Satsumas: The early, and quite tart, Iwasaki satsumas from Spain are finished, to be replaced by the slightly later Okitsu, which should be juicy, less tangy, with greater sweetness.
Mandarins: The first Spanish clementines, Clemerubi, have been spotted in Tesco marking the start of the winter campaign. These will be very different to the Nadorcott and Orri that have been on offer for the past weeks – perhaps a bit tangy, certainly fresh and light in flavour. Take care to check labels for the variety when buying, as many supermarkets don’t make the distinctions very obvious.
Blueberries: There are very few European blueberries left on sale, with South Africa, Argentina and Peru being the main sources. These are fruit from quite early in the season, so there is no excuse for poor quality, though some Peruvian Biloxi has been very tart. Sweet, new Oz varieties from South Africa are well worth trying, if you see them.
Strawberries: Although the season is late, there are still plenty of British strawberries available, and quality is very acceptable.
Figs: Black Bursa figs from Turkey are in all stores, but quality this year seems quite poor compared to last year: principally in under-maturity which results in a lack of sweetness and flavour. Look for well-coloured fruit with a soft, velvety feel to have a better chance of success.
Melons: All melons are now coming from Brazil. There is no real reason why eating quality should be poor, but nothing stands out so far, except reports of lovely watermelons.
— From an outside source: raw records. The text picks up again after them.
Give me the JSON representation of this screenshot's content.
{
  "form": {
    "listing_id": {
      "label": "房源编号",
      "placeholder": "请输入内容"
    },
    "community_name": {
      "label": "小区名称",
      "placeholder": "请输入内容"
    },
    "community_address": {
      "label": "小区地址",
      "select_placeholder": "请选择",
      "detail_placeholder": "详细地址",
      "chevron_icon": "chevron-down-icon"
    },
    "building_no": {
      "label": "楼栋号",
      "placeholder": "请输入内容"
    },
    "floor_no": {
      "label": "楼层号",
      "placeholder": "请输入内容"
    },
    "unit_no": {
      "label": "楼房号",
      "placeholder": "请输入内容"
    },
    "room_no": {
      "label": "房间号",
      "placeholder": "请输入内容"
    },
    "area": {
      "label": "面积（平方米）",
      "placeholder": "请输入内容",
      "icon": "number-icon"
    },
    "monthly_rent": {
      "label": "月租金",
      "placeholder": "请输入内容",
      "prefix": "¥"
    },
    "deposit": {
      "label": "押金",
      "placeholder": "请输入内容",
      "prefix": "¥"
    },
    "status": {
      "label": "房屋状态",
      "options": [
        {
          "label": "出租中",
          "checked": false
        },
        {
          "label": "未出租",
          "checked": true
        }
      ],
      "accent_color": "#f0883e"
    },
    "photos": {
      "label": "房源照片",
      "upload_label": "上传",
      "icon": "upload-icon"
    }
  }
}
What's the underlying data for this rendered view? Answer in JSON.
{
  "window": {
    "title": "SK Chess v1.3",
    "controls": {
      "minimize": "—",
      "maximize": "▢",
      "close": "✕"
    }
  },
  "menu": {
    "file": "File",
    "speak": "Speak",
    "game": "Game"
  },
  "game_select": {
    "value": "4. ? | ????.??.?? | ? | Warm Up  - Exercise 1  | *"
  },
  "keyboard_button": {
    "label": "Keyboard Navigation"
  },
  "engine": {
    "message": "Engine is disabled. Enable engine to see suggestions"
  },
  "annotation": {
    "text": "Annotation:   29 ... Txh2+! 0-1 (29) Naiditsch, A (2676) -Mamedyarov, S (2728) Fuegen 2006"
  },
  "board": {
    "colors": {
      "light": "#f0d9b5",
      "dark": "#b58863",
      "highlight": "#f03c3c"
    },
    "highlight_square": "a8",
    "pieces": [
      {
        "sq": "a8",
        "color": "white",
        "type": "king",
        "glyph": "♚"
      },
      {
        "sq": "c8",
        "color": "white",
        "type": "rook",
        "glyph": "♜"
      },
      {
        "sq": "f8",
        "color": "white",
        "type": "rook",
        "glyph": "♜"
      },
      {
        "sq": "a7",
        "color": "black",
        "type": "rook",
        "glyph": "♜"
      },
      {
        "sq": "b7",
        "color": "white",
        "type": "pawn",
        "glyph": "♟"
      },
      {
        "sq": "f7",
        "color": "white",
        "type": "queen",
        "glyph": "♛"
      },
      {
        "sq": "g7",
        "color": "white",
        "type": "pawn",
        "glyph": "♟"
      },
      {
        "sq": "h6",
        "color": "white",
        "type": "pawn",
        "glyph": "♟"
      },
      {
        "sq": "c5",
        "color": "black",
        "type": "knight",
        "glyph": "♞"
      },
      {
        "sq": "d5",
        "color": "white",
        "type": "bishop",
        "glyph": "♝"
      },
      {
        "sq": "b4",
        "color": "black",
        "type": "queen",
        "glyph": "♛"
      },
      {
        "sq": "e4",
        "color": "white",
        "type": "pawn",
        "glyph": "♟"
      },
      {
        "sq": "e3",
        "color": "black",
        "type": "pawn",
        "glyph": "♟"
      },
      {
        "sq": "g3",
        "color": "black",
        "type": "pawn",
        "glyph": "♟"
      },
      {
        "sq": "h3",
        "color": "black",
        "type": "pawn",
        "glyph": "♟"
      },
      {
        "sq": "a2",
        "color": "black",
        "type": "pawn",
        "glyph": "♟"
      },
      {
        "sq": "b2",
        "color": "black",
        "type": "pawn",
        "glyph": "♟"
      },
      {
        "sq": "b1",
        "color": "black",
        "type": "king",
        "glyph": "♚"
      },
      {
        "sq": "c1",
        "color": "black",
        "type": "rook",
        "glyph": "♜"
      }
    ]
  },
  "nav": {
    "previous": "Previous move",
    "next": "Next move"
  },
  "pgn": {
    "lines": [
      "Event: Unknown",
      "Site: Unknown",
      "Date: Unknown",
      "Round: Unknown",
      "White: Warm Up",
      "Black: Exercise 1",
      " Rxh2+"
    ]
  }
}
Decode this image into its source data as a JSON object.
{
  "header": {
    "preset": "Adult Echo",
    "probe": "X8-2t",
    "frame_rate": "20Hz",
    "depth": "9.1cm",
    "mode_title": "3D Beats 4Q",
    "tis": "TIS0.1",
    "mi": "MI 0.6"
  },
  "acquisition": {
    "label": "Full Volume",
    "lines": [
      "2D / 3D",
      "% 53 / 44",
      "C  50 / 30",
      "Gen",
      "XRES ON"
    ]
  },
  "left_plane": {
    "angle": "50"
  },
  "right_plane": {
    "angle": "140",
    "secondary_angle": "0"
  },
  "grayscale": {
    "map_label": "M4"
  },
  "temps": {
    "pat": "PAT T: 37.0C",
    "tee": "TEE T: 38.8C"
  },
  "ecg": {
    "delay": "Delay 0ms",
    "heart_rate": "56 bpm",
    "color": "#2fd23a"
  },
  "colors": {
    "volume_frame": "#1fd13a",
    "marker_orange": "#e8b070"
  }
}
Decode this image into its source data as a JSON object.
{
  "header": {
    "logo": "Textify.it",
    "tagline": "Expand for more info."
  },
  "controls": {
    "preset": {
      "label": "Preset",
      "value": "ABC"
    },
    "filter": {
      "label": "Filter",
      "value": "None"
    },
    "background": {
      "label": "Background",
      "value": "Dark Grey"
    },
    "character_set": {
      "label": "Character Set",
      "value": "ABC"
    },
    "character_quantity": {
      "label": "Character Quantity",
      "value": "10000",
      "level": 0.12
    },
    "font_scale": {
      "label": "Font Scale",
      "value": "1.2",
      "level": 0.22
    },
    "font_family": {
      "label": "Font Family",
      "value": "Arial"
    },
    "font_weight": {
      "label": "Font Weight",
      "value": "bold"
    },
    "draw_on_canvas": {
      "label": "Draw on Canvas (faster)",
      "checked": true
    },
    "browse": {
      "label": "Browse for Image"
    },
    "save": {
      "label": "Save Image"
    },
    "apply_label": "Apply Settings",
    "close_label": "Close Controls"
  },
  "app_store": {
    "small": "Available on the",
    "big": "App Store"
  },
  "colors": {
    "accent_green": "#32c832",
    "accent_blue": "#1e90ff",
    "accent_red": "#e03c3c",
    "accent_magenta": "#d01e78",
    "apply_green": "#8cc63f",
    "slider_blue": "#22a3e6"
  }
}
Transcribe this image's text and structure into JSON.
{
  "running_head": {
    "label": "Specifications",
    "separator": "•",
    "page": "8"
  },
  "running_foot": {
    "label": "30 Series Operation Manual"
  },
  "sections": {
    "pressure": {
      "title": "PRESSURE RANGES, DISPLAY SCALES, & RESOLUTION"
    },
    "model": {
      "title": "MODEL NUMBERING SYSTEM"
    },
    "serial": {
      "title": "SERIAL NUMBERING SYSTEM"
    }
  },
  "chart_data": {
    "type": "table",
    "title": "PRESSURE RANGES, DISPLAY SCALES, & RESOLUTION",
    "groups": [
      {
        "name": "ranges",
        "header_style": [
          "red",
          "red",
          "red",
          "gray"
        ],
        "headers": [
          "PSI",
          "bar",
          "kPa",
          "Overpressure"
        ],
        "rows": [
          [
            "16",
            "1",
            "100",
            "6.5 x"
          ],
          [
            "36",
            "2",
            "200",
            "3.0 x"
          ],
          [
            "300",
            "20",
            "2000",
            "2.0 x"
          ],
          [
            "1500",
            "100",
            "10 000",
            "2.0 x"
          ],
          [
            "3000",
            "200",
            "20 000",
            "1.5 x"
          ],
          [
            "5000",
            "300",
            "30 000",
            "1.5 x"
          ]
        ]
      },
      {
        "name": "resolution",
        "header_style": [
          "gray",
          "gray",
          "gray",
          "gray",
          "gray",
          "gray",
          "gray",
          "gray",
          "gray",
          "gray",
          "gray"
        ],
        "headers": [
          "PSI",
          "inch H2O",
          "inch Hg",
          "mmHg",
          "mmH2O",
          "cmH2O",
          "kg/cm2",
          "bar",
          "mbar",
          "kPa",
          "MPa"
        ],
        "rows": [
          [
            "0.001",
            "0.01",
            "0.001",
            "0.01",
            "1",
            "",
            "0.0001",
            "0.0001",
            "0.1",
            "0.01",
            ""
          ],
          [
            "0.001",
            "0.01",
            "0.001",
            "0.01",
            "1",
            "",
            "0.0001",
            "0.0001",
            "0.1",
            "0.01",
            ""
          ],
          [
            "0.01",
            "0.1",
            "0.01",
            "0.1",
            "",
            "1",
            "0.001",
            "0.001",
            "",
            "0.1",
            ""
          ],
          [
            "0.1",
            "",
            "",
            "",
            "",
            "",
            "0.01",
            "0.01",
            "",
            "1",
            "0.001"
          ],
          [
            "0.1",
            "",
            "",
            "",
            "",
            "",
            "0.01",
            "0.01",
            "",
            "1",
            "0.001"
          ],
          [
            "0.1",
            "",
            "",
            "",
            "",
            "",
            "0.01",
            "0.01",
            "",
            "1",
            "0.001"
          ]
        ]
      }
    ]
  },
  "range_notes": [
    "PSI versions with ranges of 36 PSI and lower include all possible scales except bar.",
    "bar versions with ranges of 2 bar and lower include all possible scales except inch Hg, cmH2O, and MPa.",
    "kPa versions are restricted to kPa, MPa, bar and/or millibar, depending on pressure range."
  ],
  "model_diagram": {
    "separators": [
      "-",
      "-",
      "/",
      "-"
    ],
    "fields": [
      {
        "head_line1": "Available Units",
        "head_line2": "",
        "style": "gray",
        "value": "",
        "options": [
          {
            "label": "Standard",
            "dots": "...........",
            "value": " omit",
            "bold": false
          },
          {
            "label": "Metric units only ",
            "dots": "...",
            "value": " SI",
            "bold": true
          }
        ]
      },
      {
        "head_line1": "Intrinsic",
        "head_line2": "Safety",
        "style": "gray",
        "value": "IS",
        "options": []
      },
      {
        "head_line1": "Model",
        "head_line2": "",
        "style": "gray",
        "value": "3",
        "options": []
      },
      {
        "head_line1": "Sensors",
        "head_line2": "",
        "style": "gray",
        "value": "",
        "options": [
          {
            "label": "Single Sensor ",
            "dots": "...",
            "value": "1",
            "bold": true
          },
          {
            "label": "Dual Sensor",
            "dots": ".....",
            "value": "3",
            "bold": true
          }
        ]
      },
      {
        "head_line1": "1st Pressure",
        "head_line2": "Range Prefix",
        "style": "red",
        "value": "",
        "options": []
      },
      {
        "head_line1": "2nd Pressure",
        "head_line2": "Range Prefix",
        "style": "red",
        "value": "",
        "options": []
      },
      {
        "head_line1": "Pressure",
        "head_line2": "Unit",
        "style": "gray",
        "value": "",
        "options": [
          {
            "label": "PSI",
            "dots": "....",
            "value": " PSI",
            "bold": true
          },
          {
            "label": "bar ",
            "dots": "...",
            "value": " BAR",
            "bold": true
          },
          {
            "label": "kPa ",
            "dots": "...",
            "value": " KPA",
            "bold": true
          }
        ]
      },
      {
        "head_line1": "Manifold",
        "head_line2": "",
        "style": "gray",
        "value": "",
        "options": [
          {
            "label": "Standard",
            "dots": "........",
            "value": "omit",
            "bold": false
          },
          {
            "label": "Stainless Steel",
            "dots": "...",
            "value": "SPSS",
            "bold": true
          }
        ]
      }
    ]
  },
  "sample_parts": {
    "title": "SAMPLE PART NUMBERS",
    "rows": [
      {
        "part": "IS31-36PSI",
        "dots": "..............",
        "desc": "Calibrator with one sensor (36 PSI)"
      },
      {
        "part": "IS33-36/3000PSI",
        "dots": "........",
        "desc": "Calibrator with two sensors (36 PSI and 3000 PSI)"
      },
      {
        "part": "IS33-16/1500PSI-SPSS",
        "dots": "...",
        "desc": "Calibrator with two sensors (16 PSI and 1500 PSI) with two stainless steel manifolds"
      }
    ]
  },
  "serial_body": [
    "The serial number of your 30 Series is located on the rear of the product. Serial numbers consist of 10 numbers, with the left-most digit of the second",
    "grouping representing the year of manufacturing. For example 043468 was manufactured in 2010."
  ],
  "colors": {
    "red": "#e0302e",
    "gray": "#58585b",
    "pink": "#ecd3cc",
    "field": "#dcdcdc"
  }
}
Peaches and Nectarines: The dense, late varieties are now the only choice. These will be sweet, but will not have the succulence of earlier fruit.
Plums: The late season, quite dense, Angelino is the main plum available. However, there are some newer late varieties with more succulence and sweetness that are worth trying, such as: September Yummy and October Giant.
Oranges: All oranges are from South Africa, but Navels are diminishing in availability. Valencia Lates make up the majority along with the improved clones Midknight and Delta. Some good deals on bulk purchases are available: excellent for juicing..
5th October, 2018
©Good Fruit Guide 2018. Information and data published on www.goodfruitguide.co.uk must not be reproduced or copied without permission of the editor. Ratings and recommendations on fruit varieties and types with the very best taste are personal to the editor of Good Fruit Guide, and do not attempt to be exhaustive or supported by verifiable consumer research. The highlighting of fruit with the very best taste in the opinion of the editor is not intended as a judgement on the taste of varieties and types of fruit not mentioned.